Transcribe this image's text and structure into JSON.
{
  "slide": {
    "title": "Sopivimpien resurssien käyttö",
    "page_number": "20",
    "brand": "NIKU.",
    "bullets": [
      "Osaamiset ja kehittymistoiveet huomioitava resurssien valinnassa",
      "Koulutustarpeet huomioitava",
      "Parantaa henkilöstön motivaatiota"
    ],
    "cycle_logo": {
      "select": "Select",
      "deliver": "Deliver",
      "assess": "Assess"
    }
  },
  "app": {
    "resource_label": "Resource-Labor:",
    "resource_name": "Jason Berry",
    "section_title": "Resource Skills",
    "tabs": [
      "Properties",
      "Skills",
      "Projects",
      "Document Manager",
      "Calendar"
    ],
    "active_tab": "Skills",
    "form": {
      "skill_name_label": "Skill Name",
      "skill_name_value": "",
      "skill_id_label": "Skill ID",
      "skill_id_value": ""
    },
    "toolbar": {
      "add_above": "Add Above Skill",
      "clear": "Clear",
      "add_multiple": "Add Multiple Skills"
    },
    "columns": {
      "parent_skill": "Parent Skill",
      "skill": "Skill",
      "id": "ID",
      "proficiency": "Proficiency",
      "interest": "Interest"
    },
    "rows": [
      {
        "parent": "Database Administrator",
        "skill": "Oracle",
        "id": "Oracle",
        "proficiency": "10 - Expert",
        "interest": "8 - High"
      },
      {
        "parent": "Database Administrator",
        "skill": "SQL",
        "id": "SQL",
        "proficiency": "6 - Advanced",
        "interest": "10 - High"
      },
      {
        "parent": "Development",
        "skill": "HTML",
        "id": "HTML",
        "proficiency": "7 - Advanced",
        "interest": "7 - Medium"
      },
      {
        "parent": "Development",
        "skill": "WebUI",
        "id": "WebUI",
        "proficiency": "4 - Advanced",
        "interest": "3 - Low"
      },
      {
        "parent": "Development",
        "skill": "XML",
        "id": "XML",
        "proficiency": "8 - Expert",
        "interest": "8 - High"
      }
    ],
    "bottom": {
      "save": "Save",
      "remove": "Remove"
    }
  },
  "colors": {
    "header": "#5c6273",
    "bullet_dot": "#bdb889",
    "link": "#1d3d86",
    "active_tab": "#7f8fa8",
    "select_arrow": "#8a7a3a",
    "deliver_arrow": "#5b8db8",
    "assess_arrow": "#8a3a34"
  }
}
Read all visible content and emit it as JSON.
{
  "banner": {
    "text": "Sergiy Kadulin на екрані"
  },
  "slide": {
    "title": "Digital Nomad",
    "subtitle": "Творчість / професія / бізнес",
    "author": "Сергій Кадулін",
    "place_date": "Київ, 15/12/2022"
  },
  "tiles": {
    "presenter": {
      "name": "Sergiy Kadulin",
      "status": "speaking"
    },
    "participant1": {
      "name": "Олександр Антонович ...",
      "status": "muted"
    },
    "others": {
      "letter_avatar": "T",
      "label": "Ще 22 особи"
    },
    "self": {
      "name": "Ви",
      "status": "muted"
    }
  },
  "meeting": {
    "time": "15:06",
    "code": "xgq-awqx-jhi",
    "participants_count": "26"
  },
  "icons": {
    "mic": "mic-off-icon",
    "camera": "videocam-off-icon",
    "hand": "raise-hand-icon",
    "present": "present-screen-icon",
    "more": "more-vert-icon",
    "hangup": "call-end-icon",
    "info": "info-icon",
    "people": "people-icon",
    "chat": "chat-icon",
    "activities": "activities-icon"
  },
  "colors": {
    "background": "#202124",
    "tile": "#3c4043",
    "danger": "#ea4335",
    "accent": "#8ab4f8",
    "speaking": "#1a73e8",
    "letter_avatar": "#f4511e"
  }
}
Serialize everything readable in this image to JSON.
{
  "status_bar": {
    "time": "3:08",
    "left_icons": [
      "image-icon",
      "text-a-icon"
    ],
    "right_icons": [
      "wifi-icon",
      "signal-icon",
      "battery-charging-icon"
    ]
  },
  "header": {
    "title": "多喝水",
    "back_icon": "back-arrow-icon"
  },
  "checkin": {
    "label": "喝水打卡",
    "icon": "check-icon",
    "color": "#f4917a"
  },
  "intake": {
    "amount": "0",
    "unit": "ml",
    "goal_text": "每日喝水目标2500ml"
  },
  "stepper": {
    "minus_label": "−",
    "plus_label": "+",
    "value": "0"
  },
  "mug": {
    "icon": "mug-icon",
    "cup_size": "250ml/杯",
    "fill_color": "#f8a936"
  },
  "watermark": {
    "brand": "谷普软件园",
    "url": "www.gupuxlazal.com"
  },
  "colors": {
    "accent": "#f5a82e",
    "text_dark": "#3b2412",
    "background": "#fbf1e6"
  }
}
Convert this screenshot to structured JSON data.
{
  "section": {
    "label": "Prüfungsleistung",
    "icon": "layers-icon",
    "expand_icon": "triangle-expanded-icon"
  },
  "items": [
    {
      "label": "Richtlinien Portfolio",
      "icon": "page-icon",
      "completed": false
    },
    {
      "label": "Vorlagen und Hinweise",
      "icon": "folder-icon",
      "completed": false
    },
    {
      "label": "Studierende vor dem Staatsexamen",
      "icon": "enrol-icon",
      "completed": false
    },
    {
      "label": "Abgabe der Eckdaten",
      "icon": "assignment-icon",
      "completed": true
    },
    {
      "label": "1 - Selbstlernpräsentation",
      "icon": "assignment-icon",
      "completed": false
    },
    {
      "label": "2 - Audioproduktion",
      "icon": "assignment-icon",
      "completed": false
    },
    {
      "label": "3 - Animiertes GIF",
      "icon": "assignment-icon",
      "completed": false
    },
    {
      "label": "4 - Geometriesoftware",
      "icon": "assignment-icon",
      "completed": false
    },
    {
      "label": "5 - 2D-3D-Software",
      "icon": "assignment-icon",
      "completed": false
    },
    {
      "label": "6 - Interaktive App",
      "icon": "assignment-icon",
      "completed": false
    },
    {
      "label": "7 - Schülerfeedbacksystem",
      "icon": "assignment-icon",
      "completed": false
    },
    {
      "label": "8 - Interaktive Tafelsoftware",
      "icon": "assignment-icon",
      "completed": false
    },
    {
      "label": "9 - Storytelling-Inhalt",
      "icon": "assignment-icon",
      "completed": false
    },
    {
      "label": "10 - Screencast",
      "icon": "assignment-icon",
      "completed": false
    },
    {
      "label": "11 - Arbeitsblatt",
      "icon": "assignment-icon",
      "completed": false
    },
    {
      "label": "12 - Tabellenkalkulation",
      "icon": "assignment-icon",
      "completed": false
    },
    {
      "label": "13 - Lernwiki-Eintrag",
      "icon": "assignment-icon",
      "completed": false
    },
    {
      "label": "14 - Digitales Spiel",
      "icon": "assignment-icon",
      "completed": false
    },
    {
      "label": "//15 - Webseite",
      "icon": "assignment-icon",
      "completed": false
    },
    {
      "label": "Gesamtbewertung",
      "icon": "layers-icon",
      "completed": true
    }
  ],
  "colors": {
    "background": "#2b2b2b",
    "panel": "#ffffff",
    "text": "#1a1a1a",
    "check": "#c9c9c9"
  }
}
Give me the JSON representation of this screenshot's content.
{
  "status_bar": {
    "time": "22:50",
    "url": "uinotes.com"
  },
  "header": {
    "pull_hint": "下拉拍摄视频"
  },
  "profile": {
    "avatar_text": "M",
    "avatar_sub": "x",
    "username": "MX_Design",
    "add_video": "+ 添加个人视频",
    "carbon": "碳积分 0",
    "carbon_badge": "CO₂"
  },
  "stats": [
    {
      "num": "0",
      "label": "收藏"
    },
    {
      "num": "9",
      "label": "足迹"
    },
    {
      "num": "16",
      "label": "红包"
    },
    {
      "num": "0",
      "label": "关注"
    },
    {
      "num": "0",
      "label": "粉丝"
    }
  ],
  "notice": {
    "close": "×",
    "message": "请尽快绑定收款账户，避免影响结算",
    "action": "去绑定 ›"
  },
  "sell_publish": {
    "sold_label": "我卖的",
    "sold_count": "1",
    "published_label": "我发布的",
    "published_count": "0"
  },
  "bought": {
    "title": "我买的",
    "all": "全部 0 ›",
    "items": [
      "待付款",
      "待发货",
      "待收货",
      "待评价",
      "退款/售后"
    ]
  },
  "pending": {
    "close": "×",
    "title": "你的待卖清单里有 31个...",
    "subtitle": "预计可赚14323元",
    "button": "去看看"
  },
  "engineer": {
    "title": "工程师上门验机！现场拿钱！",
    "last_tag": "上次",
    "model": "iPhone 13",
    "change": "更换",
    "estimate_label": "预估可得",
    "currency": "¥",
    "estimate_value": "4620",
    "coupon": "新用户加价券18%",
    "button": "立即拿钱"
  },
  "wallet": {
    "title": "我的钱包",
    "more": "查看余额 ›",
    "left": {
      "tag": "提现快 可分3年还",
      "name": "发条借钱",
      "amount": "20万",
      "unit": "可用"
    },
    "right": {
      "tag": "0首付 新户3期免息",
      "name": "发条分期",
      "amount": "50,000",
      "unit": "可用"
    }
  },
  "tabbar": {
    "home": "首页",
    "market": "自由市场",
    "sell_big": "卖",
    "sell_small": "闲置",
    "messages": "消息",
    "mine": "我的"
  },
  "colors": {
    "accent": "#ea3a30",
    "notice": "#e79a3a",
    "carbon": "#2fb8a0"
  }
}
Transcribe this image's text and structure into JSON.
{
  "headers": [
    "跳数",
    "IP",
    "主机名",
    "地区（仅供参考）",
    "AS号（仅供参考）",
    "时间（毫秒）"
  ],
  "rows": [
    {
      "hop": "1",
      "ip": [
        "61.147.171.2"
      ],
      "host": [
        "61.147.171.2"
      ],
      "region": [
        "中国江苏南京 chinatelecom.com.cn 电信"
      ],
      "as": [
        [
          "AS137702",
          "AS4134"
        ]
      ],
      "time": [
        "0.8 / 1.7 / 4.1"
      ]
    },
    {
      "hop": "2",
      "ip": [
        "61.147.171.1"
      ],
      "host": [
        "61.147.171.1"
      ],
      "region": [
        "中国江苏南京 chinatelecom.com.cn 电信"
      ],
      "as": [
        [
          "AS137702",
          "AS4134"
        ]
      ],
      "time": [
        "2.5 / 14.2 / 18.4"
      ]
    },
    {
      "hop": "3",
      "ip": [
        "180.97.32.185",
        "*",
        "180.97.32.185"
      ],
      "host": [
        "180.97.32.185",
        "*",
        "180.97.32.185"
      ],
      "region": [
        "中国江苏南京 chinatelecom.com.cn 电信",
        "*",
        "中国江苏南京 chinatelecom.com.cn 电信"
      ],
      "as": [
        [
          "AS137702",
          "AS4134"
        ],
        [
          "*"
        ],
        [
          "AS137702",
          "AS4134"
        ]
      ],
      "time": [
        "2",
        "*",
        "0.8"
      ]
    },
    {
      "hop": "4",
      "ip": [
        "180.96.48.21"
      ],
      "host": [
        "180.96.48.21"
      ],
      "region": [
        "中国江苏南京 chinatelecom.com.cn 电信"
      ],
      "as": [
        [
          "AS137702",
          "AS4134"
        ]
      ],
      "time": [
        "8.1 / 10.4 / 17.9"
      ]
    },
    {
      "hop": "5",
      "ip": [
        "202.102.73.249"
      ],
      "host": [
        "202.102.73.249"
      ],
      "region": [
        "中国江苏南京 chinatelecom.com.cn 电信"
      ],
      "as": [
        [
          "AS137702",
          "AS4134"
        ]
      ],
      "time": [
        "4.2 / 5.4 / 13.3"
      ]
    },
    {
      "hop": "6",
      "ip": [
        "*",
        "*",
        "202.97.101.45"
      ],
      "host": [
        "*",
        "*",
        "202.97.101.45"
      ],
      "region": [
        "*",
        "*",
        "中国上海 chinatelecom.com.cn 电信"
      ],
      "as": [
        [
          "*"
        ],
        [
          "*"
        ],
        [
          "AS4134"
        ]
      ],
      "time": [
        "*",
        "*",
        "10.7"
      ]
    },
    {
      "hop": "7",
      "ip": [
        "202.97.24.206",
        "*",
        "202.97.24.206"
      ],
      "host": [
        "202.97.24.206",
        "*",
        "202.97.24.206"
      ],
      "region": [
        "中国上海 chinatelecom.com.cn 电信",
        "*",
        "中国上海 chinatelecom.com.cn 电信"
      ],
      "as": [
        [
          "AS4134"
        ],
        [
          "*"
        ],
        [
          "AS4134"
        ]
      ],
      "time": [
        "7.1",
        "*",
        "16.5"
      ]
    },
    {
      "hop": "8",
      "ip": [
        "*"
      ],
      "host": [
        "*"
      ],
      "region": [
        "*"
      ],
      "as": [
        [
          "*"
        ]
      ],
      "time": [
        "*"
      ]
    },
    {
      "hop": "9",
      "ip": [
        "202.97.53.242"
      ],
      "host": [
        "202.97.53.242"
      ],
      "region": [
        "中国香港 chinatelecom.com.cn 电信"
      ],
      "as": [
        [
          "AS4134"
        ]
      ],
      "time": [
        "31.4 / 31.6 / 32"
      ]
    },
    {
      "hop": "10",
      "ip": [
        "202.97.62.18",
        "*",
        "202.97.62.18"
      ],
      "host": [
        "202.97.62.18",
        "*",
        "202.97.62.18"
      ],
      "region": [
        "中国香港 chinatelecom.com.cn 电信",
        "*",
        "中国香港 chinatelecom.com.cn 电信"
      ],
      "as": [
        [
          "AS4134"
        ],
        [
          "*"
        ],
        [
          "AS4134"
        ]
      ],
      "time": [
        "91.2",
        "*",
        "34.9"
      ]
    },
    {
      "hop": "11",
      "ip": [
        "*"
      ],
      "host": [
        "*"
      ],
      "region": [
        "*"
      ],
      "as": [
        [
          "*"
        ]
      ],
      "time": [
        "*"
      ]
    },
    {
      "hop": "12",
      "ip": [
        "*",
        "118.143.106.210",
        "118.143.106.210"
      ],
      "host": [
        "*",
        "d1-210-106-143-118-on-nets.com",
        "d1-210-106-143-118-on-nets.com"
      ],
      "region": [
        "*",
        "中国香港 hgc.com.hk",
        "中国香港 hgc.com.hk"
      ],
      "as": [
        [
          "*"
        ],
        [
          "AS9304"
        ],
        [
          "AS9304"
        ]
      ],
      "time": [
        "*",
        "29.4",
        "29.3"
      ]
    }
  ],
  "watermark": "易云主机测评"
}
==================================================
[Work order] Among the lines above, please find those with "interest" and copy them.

[Exercise output]
      "interest": "Interest"
        "interest": "8 - High"
        "interest": "10 - High"
        "interest": "7 - Medium"
        "interest": "3 - Low"
        "interest": "8 - High"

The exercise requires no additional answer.